Problem details: Write out each entry again. Keep every word exactly as it is.

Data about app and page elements
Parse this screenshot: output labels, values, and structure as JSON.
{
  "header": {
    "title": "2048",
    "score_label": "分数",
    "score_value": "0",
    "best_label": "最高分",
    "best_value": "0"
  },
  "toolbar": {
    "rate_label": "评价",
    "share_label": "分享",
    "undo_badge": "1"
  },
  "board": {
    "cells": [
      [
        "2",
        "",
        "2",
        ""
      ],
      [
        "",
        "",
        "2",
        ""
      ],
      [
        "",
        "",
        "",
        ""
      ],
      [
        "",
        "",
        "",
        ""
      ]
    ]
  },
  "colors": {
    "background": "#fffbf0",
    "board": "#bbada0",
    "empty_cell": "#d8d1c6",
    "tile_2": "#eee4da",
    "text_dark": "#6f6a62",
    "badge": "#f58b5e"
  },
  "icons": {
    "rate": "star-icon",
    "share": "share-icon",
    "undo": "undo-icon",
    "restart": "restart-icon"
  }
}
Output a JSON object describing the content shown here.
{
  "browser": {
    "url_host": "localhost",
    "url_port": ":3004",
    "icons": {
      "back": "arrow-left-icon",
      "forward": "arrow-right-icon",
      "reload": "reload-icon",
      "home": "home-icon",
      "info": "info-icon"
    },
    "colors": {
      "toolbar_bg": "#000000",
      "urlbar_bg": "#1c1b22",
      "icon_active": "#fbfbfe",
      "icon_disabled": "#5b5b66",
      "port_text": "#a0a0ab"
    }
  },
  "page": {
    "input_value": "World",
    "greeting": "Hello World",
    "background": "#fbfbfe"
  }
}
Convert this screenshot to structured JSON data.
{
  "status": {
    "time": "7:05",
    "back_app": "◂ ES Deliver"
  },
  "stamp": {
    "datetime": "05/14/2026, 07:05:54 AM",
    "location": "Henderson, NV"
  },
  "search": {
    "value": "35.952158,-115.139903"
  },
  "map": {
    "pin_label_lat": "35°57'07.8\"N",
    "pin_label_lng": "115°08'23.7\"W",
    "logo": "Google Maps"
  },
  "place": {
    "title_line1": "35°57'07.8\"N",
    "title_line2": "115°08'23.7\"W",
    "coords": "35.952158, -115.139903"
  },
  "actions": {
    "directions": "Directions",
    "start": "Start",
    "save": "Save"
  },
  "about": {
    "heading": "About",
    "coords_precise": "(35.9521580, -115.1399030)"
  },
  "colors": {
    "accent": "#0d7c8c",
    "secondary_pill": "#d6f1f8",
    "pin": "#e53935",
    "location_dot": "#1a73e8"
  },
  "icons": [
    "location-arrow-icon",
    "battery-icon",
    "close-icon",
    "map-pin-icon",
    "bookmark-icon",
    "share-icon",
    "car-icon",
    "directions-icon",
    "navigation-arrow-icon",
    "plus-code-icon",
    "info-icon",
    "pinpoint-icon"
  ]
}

Task output:
Parse this screenshot: output labels, values, and structure as JSON.
{
  "header": {
    "title": "2048",
    "score_label": "分数",
    "score_value": "0",
    "best_label": "最高分",
    "best_value": "0"
  },
  "toolbar": {
    "rate_label": "评价",
    "share_label": "分享",
    "undo_badge": "1"
  },
  "board": {
    "cells": [
      [
        "2",
        "",
        "2",
        ""
      ],
      [
        "",
        "",
        "2",
        ""
      ],
      [
        "",
        "",
        "",
        ""
      ],
      [
        "",
        "",
        "",
        ""
      ]
    ]
  },
  "colors": {
    "background": "#fffbf0",
    "board": "#bbada0",
    "empty_cell": "#d8d1c6",
    "tile_2": "#eee4da",
    "text_dark": "#6f6a62",
    "badge": "#f58b5e"
  },
  "icons": {
    "rate": "star-icon",
    "share": "share-icon",
    "undo": "undo-icon",
    "restart": "restart-icon"
  }
}
Output a JSON object describing the content shown here.
{
  "browser": {
    "url_host": "localhost",
    "url_port": ":3004",
    "icons": {
      "back": "arrow-left-icon",
      "forward": "arrow-right-icon",
      "reload": "reload-icon",
      "home": "home-icon",
      "info": "info-icon"
    },
    "colors": {
      "toolbar_bg": "#000000",
      "urlbar_bg": "#1c1b22",
      "icon_active": "#fbfbfe",
      "icon_disabled": "#5b5b66",
      "port_text": "#a0a0ab"
    }
  },
  "page": {
    "input_value": "World",
    "greeting": "Hello World",
    "background": "#fbfbfe"
  }
}
Convert this screenshot to structured JSON data.
{
  "status": {
    "time": "7:05",
    "back_app": "◂ ES Deliver"
  },
  "stamp": {
    "datetime": "05/14/2026, 07:05:54 AM",
    "location": "Henderson, NV"
  },
  "search": {
    "value": "35.952158,-115.139903"
  },
  "map": {
    "pin_label_lat": "35°57'07.8\"N",
    "pin_label_lng": "115°08'23.7\"W",
    "logo": "Google Maps"
  },
  "place": {
    "title_line1": "35°57'07.8\"N",
    "title_line2": "115°08'23.7\"W",
    "coords": "35.952158, -115.139903"
  },
  "actions": {
    "directions": "Directions",
    "start": "Start",
    "save": "Save"
  },
  "about": {
    "heading": "About",
    "coords_precise": "(35.9521580, -115.1399030)"
  },
  "colors": {
    "accent": "#0d7c8c",
    "secondary_pill": "#d6f1f8",
    "pin": "#e53935",
    "location_dot": "#1a73e8"
  },
  "icons": [
    "location-arrow-icon",
    "battery-icon",
    "close-icon",
    "map-pin-icon",
    "bookmark-icon",
    "share-icon",
    "car-icon",
    "directions-icon",
    "navigation-arrow-icon",
    "plus-code-icon",
    "info-icon",
    "pinpoint-icon"
  ]
}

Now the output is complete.